pyrethrins Spruzit Extract from pyrethrum broad spectrum Aphids, apple blossom weevil, caterpillars, scale insects, spider mites harmful
thiacloprid Calypso neonicotinoid broad-spectrum, systemic Rosy apple aphid. (Also likely to control capsids and sawfly, though not caterpillars or woolly aphid) safe

Choice of insecticides – Safety factors

  Hazards Harvest interval(days)  Max. no. sprays Buffer zoneWidth (m)
Anticholin-esterase?  Humans Fish & aquatic life Bees
acetamiprid no u h u 14 2 20
cypermethrin no h, i ed d 0 4 18
deltamethrin no h, i ed d 0 u 50
dodecylphenol ethoxylate no u u u 0 u u
fatty acids no u h u 0 u sm
flonicamid no u h u 21 3 sm
maltodextrin no i d d 0 20 sm
pirimicarb yes t, c h 3 u sm
pyrethrins no h,i ed d 0 4 50
thiacloprid† no h, i h h 14 2 30
h=harmful, i=irritant, d=dangerous, ed=extremely dangerous, c=closed cab required for air assisted sprayers, sm=statutory minimum of 5 m for broadcast airassisted sprayers u=uncategorised/unclassified/unspecified


Control in organic orchards

Green apple aphid should be tolerated in established organic apple orchards because the pest only causes minor damage.

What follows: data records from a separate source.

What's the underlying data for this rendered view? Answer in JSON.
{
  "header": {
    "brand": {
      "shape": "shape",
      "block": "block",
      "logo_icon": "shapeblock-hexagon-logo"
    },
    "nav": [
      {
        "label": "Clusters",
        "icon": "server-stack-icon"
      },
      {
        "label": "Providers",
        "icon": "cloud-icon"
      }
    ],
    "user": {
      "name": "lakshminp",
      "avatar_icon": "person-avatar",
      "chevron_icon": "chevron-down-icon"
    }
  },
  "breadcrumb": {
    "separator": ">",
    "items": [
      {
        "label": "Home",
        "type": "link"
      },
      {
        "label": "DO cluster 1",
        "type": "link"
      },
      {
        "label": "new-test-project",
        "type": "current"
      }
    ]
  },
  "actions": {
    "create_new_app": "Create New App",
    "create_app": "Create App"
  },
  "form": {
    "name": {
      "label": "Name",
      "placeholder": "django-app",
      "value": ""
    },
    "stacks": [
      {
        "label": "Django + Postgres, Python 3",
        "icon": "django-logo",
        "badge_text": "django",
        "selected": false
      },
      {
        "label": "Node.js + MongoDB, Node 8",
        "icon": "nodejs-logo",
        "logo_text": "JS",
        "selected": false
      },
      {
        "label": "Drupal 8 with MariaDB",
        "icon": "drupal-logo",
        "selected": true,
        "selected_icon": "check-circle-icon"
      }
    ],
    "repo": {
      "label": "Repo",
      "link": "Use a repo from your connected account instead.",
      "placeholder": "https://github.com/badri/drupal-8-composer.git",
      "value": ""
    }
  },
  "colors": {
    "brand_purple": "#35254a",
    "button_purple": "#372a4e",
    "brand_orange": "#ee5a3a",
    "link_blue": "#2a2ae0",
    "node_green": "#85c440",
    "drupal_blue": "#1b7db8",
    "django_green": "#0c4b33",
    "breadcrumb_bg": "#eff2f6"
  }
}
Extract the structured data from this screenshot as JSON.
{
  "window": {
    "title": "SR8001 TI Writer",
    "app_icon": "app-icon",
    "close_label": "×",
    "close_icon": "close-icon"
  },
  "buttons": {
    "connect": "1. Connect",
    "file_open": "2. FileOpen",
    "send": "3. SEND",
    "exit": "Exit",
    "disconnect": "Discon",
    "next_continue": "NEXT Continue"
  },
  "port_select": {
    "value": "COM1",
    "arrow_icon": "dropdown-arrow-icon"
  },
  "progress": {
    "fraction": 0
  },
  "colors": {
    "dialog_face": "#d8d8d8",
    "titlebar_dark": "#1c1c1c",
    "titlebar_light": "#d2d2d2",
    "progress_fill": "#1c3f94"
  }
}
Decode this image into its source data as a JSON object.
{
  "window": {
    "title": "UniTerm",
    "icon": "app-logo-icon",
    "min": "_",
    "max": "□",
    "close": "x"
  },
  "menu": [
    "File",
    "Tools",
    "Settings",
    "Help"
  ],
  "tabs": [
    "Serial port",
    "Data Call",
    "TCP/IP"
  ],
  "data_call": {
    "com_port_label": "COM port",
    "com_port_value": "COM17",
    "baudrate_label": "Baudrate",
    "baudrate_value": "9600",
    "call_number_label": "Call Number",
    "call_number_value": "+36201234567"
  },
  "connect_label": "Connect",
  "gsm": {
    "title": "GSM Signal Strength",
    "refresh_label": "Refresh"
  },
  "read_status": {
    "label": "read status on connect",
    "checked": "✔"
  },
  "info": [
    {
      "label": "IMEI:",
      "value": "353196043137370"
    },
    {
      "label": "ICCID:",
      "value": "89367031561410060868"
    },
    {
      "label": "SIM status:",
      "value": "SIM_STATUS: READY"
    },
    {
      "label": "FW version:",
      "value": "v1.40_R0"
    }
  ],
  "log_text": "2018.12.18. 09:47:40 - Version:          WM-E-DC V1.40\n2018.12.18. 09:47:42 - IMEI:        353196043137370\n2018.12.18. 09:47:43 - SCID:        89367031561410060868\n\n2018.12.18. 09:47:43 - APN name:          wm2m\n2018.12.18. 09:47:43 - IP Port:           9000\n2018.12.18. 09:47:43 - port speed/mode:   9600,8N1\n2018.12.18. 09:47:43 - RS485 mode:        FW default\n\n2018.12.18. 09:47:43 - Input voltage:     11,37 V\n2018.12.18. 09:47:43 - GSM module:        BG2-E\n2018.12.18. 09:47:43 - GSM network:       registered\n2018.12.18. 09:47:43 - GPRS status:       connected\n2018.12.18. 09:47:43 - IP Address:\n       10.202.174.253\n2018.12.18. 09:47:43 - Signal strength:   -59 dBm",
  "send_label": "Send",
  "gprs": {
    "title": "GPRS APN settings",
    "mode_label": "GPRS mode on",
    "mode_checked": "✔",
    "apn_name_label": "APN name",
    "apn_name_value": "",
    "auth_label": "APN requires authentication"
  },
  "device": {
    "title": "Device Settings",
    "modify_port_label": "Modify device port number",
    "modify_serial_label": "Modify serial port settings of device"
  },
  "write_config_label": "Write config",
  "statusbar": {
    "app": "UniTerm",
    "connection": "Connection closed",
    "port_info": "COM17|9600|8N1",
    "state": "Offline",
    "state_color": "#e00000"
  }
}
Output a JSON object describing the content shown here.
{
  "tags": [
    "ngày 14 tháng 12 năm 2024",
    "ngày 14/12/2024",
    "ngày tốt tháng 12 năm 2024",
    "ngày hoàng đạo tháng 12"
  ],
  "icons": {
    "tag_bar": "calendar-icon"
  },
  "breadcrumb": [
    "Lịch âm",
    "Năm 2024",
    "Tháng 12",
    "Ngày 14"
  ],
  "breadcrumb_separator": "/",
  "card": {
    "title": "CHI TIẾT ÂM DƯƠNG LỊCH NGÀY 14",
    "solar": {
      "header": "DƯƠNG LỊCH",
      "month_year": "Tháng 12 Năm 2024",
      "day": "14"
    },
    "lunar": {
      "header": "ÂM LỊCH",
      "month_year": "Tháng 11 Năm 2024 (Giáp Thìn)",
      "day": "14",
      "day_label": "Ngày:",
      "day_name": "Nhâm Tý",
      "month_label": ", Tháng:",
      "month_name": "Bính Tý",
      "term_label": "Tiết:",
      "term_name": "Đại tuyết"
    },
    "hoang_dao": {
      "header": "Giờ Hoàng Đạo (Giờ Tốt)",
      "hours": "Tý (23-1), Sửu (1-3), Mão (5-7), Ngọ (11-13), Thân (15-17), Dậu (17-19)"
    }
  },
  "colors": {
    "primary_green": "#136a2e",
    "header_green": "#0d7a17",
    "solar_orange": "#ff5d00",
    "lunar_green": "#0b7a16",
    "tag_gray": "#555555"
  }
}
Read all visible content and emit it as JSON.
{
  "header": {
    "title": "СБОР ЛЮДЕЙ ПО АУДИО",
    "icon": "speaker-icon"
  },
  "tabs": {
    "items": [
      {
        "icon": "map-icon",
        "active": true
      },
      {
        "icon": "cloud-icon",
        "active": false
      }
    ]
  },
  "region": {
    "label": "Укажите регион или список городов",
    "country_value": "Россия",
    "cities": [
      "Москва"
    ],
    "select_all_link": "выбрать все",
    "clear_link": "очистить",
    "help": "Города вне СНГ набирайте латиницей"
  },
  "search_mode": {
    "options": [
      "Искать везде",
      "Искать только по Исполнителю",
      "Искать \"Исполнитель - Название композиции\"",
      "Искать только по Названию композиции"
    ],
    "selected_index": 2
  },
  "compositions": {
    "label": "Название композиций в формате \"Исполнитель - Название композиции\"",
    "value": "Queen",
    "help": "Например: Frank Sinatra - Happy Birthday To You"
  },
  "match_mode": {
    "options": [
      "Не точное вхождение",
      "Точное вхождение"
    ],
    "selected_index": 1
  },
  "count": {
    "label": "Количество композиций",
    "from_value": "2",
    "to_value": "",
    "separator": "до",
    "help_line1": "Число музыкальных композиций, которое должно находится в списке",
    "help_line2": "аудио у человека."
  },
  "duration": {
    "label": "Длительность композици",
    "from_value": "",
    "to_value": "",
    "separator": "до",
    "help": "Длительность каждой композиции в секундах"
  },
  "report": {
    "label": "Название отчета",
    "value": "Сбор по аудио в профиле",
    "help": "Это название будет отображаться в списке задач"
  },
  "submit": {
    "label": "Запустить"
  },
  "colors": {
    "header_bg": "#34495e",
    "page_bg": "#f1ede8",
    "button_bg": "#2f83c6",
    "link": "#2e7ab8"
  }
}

  • Emphasis should be placed on cultural control measures such as the provision of artificial refuges for earwigs and lacewings and of flowering herbs in and around the orchard to encourage predatory insects.
  • Where significant damage is being caused especially to young trees, as a last resort, localised, high volume sprays of fatty acids (Savona) should be applied when damaging infestations develop on young trees in summer if necessary.


 Further reading